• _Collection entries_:
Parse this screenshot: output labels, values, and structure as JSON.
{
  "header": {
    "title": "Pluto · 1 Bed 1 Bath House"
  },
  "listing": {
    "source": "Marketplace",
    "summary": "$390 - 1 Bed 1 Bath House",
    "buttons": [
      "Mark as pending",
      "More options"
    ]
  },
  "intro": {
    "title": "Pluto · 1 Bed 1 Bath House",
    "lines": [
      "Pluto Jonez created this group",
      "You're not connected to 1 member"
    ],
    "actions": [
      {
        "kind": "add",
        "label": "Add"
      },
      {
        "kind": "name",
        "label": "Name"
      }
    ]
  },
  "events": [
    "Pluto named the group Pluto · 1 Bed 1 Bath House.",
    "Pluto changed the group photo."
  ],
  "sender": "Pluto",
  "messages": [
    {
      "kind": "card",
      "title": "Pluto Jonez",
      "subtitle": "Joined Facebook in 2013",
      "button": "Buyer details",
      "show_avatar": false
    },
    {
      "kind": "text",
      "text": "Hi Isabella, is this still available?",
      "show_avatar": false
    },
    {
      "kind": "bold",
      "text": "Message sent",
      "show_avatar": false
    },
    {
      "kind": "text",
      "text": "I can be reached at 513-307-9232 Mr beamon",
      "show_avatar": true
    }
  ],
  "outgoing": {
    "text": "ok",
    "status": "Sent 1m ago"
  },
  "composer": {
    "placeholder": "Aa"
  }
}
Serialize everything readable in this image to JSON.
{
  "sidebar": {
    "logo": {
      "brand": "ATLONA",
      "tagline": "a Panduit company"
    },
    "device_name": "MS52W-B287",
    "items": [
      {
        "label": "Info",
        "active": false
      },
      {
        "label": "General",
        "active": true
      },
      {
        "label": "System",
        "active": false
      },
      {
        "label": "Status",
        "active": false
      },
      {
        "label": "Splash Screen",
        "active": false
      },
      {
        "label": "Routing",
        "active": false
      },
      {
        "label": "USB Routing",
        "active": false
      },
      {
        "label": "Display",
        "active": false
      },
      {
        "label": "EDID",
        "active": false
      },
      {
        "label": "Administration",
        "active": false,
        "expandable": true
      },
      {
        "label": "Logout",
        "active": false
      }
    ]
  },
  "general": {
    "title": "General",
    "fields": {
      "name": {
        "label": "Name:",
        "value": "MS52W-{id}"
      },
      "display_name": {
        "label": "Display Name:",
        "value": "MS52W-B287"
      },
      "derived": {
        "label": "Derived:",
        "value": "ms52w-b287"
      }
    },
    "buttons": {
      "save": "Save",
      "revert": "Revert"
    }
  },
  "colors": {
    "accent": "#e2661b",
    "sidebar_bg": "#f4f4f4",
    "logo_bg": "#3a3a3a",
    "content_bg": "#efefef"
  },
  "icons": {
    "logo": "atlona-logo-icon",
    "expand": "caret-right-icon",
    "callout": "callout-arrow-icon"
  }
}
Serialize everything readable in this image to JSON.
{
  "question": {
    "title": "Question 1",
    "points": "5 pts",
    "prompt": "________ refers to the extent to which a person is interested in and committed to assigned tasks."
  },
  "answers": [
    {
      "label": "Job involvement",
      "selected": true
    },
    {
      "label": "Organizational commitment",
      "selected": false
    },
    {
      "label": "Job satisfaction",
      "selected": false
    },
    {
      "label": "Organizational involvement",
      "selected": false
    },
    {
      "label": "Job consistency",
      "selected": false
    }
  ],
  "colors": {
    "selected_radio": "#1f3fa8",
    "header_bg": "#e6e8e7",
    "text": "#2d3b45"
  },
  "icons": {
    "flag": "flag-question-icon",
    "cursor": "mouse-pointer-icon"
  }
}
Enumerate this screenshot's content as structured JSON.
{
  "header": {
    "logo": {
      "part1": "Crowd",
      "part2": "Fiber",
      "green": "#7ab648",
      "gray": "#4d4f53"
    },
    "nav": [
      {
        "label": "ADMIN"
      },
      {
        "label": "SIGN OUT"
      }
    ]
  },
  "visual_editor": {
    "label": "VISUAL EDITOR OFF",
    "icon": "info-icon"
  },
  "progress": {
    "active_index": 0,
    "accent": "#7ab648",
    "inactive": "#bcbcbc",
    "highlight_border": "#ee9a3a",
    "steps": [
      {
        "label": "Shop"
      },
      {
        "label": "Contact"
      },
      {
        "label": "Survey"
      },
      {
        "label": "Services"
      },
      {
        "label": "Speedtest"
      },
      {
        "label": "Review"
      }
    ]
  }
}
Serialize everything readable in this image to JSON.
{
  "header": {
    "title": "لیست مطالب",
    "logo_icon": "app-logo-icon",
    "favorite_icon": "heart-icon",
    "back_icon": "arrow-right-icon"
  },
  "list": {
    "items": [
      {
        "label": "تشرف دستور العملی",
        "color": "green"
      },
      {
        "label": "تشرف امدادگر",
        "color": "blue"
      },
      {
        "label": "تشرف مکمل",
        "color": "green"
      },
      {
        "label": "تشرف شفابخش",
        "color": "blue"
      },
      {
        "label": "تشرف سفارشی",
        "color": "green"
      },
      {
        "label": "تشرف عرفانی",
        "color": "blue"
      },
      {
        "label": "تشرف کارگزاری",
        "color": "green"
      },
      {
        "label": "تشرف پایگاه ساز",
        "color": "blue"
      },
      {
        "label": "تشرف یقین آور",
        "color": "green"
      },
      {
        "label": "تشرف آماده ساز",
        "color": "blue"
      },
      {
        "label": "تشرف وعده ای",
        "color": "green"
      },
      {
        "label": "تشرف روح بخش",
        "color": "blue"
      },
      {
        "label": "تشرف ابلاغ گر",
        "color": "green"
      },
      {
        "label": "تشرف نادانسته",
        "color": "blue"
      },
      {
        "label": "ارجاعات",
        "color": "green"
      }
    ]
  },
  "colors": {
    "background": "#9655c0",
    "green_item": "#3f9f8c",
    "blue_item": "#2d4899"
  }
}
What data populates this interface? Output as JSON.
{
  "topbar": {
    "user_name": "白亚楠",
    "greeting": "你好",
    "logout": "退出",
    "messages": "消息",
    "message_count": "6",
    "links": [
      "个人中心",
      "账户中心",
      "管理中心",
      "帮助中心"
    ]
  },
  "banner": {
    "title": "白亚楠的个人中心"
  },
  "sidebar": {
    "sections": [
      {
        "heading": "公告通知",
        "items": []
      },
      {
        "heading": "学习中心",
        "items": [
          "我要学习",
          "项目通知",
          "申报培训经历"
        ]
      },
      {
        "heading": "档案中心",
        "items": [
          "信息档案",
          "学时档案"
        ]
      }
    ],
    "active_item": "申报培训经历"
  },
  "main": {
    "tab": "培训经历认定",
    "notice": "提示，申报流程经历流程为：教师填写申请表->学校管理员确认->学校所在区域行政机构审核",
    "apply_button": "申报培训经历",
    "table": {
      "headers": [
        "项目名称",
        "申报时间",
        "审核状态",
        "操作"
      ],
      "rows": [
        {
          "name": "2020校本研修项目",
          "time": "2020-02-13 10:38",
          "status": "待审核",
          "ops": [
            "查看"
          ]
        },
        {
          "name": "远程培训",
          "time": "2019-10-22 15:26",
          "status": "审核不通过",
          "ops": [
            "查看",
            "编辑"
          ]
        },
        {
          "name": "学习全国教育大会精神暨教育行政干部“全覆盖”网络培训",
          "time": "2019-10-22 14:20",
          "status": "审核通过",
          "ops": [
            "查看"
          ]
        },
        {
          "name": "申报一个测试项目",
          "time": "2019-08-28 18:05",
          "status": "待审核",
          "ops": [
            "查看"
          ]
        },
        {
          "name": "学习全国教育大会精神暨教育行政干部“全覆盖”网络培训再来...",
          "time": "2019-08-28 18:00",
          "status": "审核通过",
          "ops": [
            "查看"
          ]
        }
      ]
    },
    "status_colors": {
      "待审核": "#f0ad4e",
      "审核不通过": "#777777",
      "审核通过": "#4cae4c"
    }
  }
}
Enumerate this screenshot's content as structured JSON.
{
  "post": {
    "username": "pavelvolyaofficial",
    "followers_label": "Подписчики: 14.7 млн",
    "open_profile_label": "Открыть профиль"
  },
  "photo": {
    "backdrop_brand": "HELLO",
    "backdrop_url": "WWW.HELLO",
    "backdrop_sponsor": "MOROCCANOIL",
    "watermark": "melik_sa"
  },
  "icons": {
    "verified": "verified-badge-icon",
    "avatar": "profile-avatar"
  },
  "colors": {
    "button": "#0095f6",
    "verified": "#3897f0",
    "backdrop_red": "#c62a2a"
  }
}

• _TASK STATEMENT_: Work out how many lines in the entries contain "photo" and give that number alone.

• _TASK SOLUTION_: 2